Chaya Ruchel Andres

Chaya Ruchel Andres was first interviewed by Miriam Creemer in March 1981.

The image above is of Chaya as a young woman, taken in the 1920s. The image to left of the audio player was taken in 1920 and is featured in Chaya’s book Years Have Sped By.

 She was a prolific writer, especially in regards to poetry–often written in her native Yiddish. Chaya lived in Dallas for many decades, participating in a variety of organizations and raising a family, all of whom have been influential in the Dallas community.

Listen to her interviews below.


In 1992, Chaya was interviewed by her grandson, Roger Andres, and Reid Heller, former President of Dallas Jewish Historical Society, to share her knowledge of the beginnings of Jewish Day Schools in Dallas.

Click here to watch the interview.

Ruth & Richard Albert

Ruth and Richard Albert were interviewed by Rosalind Benjet on June 7, 1999.

Richard Melvin Albert was born in San Antonio and spent his childhood living in both Dallas and San Antonio. After a year at the University of Texas, Richard Albert went into the military. After his service, he attended SMU and later worked at the Byer-Rolnick Hat Company for over 40 years. Regarding the Jewish community, he was on the board of the American Jewish Committee and was involved with the Jewish Federation of Greater Dallas. He was also president of the Dallas Golf Association.

Ruth Rolnick Albert grew up in both South Dallas and Highland Park and attended Highland Park High School. She was a Mortar Board alumni and served as president of the Mortar Board Alumni chapter in Dallas. She was also vice-president of the Temple Emanu-El Sisterhood and worked with her husband Richard Albert for the American Jewish Committee.

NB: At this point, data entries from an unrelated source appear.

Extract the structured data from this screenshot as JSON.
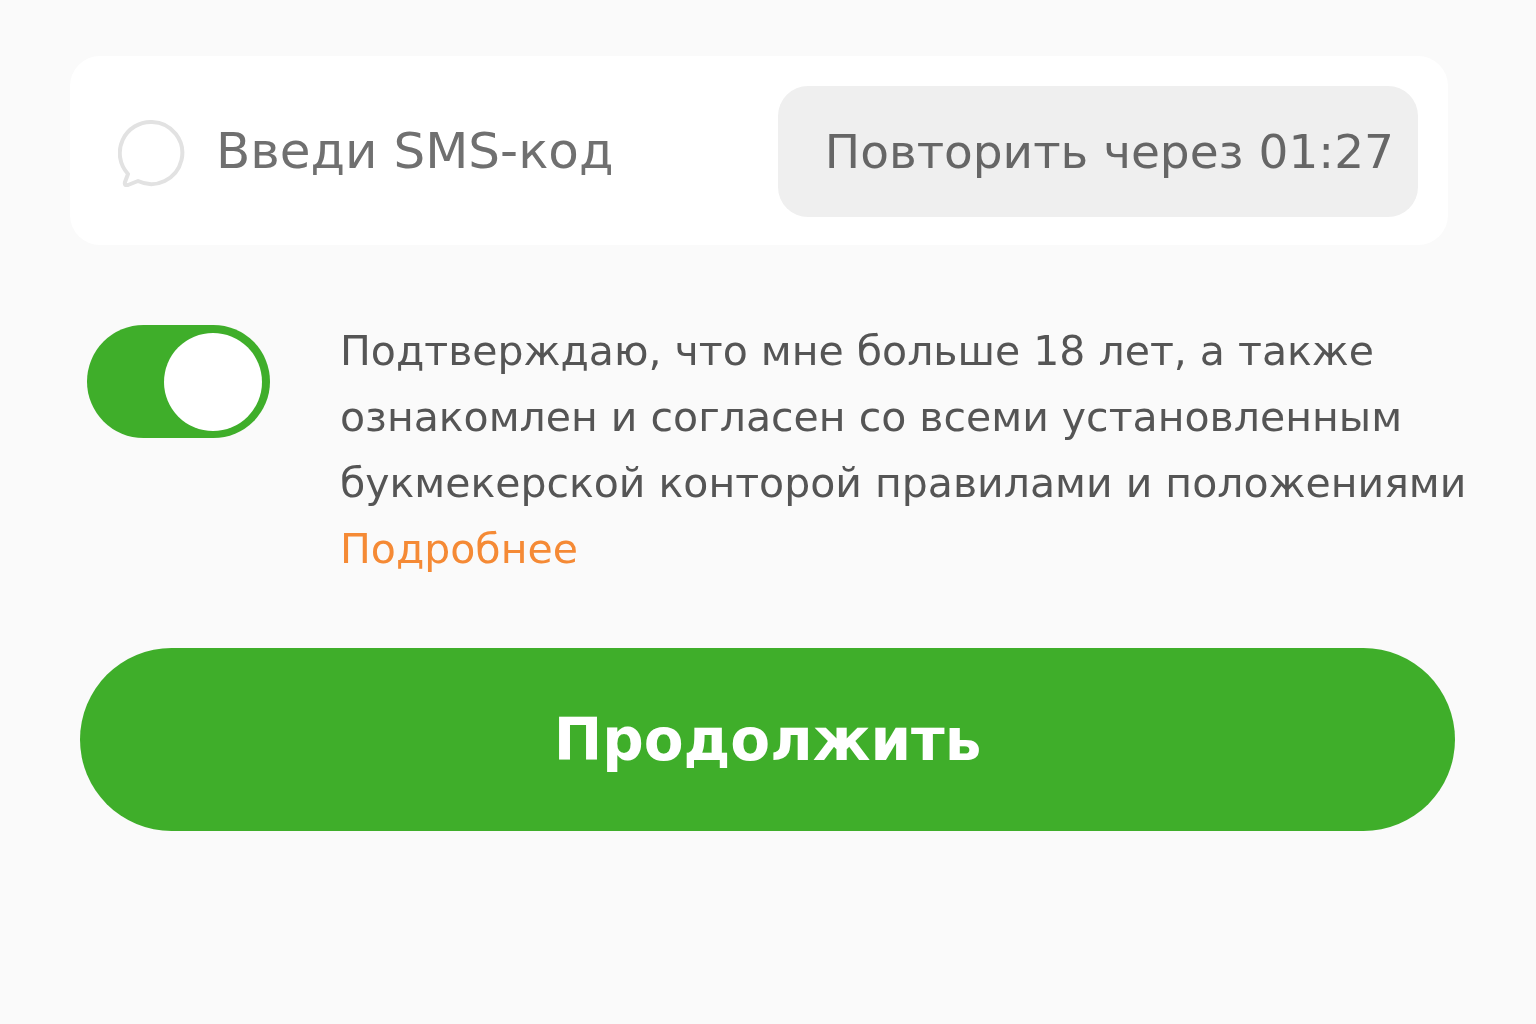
{
  "sms_panel": {
    "input": {
      "placeholder": "Введи SMS-код"
    },
    "resend_button": {
      "label": "Повторить через 01:27",
      "disabled": true
    }
  },
  "consent": {
    "on": true,
    "text": "Подтверждаю, что мне больше 18 лет, а также ознакомлен и согласен со всеми установленным букмекерской конторой правилами и положениями",
    "link": "Подробнее"
  },
  "continue_button": {
    "label": "Продолжить"
  }
}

Listen to their interview below.


Herman Abrams

Herman Abrams was Interviewed by Ginger Jacobs on February 5, 1985.

Herman Abrams was a branch manager for Toddy Pictures Company, a distributor of black films in Dallas, in 1943. Later, Professor Bill Jones of SMU asked Abrams to appear on a panel for SMU’s black film festival in 1985 in order to discuss the background and history of black films in America along with Ossie Davis, William Greaves, and Dr. Barbara Bryant. In the interview, he talks about the history of black film distribution in America and Dallas and about Ted Toddy, the Jewish man who founded Toddy Pictures Company.

 Listen to his interview below.

Pearl Ablon

Pearl Ablon was interviewed by Ginger Jacobs on July 21, 1982.

Pearl Rude Ablon’s brother, Sam Rude, was the first in the family to emigrate from Europe, arriving in New York in 1913. Later her parents followed Sam to America, bringing Pearl and siblings Joe, Max and Sandy.  They settled in Dallas, where Pearl’s father was in the dry goods clothing business.  Like many in the Jewish Community, Pearl attended Forest Avenue High School, where she excelled, graduating as class valedictorian. 

When they first came to Dallas, Pearl’s family, among many other Jewish families who had just arrived in the city, lived at the Ambassador hotel. Many of these families banded together to form great and lasting friendships. The Rude family later moved to the Jewish area of South Dallas in the 2900 block of Park Row.  At first the family attended the orthodox synagogue Tiferet Israel, and then later Temple Emanu-El. 

Old City Park offered great fun for families, and Pearl especially enjoyed the park during the hot summer months when everyone hung out by the fountains. During the Jewish holidays, after children’s services, the young people would go to Old City Park, while their parents remained at the Synagogue.  The park offered a safe place for all of the children to play.

Pearl’s family taught her the importance of giving back to one’s community. Each holiday season, the Rude Family gave free clothing to the needy.  Pearl belonged to two social clubs while growing up in Dallas because of her involvement at both school and at Temple Emanu-El.  Temple members were active at the Columbian Club, and her school group occupied Park View.

Pearl married Bernard Ablon in 1926 at the Adolphus Hotel.  Bernard was in the poultry business, and the couple built a home at 5314 Nakoma. Pearl and Bernard had two sons, Sam and Fred; both graduated from Highland Park High School and went on to study at Texas A&M University, graduating in the 1950s.

Pearled belonged to many Jewish organizations including; National Council of Jewish Women, Temple Emanu-El Sisterhood, Hadassah and ORT. She was also co-editor of the Hadassah news bulletin. The Ablons also enjoyed the culture of Dallas at the Dallas Symphony and the Opera.  The Ablons remained life long members of the Columbian Club.

Listen to her interview below.